[What you should do] Looking through the records that follow, determine how many lines contain "name" and reply with that number alone.

[The data]
━━━

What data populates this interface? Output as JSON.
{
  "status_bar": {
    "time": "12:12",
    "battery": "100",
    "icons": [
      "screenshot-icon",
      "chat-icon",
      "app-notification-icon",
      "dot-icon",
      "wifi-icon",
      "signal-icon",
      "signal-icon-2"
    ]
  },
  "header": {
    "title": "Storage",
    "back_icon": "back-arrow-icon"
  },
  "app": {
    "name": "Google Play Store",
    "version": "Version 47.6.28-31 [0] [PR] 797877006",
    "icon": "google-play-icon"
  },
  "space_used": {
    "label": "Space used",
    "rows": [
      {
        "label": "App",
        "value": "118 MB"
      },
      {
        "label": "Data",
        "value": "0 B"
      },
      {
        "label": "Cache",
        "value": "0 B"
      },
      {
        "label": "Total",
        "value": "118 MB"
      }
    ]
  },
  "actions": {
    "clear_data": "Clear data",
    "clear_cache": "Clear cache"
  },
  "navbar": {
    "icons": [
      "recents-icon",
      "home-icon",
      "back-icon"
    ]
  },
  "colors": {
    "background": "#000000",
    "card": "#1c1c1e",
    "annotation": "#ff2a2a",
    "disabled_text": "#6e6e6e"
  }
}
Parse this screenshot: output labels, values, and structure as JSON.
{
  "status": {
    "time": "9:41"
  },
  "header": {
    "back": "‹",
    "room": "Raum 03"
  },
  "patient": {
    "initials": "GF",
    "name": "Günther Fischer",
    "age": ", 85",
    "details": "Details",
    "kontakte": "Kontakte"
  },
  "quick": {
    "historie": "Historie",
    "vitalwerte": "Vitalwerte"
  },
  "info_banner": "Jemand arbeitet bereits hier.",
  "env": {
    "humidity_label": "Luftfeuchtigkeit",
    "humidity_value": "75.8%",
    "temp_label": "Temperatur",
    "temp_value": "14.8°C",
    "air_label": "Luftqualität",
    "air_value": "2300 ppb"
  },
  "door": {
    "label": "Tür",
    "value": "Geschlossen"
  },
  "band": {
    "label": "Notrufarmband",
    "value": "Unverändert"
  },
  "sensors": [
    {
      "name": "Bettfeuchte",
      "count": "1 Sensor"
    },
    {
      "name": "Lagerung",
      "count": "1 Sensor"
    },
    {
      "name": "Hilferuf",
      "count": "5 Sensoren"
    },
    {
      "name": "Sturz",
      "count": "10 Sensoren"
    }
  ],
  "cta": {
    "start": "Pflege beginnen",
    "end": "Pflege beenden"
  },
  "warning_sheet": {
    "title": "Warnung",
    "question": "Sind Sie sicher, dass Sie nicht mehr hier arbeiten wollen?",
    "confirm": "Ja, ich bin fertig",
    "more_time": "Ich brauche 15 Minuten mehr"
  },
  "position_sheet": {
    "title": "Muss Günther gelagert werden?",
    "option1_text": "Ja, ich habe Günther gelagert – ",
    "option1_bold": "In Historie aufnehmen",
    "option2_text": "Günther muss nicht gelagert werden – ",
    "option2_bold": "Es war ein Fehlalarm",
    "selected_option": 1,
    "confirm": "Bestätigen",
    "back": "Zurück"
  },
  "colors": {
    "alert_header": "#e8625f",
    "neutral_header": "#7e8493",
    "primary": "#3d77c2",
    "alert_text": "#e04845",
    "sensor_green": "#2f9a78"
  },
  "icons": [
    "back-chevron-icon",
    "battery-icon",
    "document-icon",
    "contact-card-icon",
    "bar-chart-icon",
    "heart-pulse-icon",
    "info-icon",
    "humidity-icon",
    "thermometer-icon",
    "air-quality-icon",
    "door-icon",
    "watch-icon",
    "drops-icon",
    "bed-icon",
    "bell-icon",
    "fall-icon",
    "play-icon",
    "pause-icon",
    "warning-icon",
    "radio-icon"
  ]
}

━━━

[Solution to this task] 6